**WHAT YOU HAVE TO DO**
Please print the data shown below without any alteration.

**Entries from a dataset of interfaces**

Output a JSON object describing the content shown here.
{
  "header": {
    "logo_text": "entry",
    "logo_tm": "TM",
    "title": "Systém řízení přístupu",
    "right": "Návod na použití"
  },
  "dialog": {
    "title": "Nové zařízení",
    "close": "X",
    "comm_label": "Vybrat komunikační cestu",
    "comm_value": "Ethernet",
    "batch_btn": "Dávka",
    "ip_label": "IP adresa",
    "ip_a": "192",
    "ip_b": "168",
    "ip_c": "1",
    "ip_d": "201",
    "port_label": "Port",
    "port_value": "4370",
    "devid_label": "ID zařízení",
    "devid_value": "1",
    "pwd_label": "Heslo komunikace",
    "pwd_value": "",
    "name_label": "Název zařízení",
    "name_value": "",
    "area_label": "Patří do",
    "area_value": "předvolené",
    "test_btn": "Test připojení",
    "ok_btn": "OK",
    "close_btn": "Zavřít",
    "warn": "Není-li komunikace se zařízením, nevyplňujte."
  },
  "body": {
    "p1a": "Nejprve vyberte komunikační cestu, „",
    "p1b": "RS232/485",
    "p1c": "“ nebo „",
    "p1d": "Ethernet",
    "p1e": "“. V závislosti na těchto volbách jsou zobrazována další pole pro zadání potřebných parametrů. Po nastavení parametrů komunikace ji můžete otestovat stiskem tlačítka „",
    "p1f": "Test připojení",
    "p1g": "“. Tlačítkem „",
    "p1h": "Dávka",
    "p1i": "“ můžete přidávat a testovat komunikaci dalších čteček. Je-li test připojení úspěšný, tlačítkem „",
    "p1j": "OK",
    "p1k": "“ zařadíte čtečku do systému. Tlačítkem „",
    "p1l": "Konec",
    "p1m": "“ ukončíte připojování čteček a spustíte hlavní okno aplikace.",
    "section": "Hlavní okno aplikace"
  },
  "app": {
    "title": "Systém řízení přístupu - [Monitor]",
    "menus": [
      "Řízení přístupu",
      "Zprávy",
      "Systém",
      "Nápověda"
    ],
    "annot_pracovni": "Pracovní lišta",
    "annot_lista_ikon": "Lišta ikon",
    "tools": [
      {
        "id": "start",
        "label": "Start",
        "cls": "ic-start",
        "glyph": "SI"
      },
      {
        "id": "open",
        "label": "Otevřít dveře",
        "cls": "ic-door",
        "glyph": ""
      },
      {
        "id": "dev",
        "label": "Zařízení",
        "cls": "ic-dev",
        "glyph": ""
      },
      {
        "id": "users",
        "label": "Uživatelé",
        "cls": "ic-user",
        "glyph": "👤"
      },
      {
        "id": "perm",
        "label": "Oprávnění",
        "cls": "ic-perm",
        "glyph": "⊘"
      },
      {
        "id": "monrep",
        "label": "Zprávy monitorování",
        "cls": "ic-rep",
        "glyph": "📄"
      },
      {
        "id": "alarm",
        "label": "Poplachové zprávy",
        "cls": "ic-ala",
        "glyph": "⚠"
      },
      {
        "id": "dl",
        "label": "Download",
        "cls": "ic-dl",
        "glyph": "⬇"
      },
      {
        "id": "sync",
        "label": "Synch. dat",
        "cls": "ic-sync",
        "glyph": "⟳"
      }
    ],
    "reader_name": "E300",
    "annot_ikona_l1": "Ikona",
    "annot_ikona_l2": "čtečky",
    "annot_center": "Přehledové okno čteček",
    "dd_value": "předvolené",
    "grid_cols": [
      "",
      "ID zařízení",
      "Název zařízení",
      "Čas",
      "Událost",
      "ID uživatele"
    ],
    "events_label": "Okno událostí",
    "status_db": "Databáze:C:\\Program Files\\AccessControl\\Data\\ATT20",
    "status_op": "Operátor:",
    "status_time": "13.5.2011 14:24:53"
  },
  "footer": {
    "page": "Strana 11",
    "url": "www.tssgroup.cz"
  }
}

**RESPONSE TO THE EXERCISE**
Output a JSON object describing the content shown here.
{
  "header": {
    "logo_text": "entry",
    "logo_tm": "TM",
    "title": "Systém řízení přístupu",
    "right": "Návod na použití"
  },
  "dialog": {
    "title": "Nové zařízení",
    "close": "X",
    "comm_label": "Vybrat komunikační cestu",
    "comm_value": "Ethernet",
    "batch_btn": "Dávka",
    "ip_label": "IP adresa",
    "ip_a": "192",
    "ip_b": "168",
    "ip_c": "1",
    "ip_d": "201",
    "port_label": "Port",
    "port_value": "4370",
    "devid_label": "ID zařízení",
    "devid_value": "1",
    "pwd_label": "Heslo komunikace",
    "pwd_value": "",
    "name_label": "Název zařízení",
    "name_value": "",
    "area_label": "Patří do",
    "area_value": "předvolené",
    "test_btn": "Test připojení",
    "ok_btn": "OK",
    "close_btn": "Zavřít",
    "warn": "Není-li komunikace se zařízením, nevyplňujte."
  },
  "body": {
    "p1a": "Nejprve vyberte komunikační cestu, „",
    "p1b": "RS232/485",
    "p1c": "“ nebo „",
    "p1d": "Ethernet",
    "p1e": "“. V závislosti na těchto volbách jsou zobrazována další pole pro zadání potřebných parametrů. Po nastavení parametrů komunikace ji můžete otestovat stiskem tlačítka „",
    "p1f": "Test připojení",
    "p1g": "“. Tlačítkem „",
    "p1h": "Dávka",
    "p1i": "“ můžete přidávat a testovat komunikaci dalších čteček. Je-li test připojení úspěšný, tlačítkem „",
    "p1j": "OK",
    "p1k": "“ zařadíte čtečku do systému. Tlačítkem „",
    "p1l": "Konec",
    "p1m": "“ ukončíte připojování čteček a spustíte hlavní okno aplikace.",
    "section": "Hlavní okno aplikace"
  },
  "app": {
    "title": "Systém řízení přístupu - [Monitor]",
    "menus": [
      "Řízení přístupu",
      "Zprávy",
      "Systém",
      "Nápověda"
    ],
    "annot_pracovni": "Pracovní lišta",
    "annot_lista_ikon": "Lišta ikon",
    "tools": [
      {
        "id": "start",
        "label": "Start",
        "cls": "ic-start",
        "glyph": "SI"
      },
      {
        "id": "open",
        "label": "Otevřít dveře",
        "cls": "ic-door",
        "glyph": ""
      },
      {
        "id": "dev",
        "label": "Zařízení",
        "cls": "ic-dev",
        "glyph": ""
      },
      {
        "id": "users",
        "label": "Uživatelé",
        "cls": "ic-user",
        "glyph": "👤"
      },
      {
        "id": "perm",
        "label": "Oprávnění",
        "cls": "ic-perm",
        "glyph": "⊘"
      },
      {
        "id": "monrep",
        "label": "Zprávy monitorování",
        "cls": "ic-rep",
        "glyph": "📄"
      },
      {
        "id": "alarm",
        "label": "Poplachové zprávy",
        "cls": "ic-ala",
        "glyph": "⚠"
      },
      {
        "id": "dl",
        "label": "Download",
        "cls": "ic-dl",
        "glyph": "⬇"
      },
      {
        "id": "sync",
        "label": "Synch. dat",
        "cls": "ic-sync",
        "glyph": "⟳"
      }
    ],
    "reader_name": "E300",
    "annot_ikona_l1": "Ikona",
    "annot_ikona_l2": "čtečky",
    "annot_center": "Přehledové okno čteček",
    "dd_value": "předvolené",
    "grid_cols": [
      "",
      "ID zařízení",
      "Název zařízení",
      "Čas",
      "Událost",
      "ID uživatele"
    ],
    "events_label": "Okno událostí",
    "status_db": "Databáze:C:\\Program Files\\AccessControl\\Data\\ATT20",
    "status_op": "Operátor:",
    "status_time": "13.5.2011 14:24:53"
  },
  "footer": {
    "page": "Strana 11",
    "url": "www.tssgroup.cz"
  }
}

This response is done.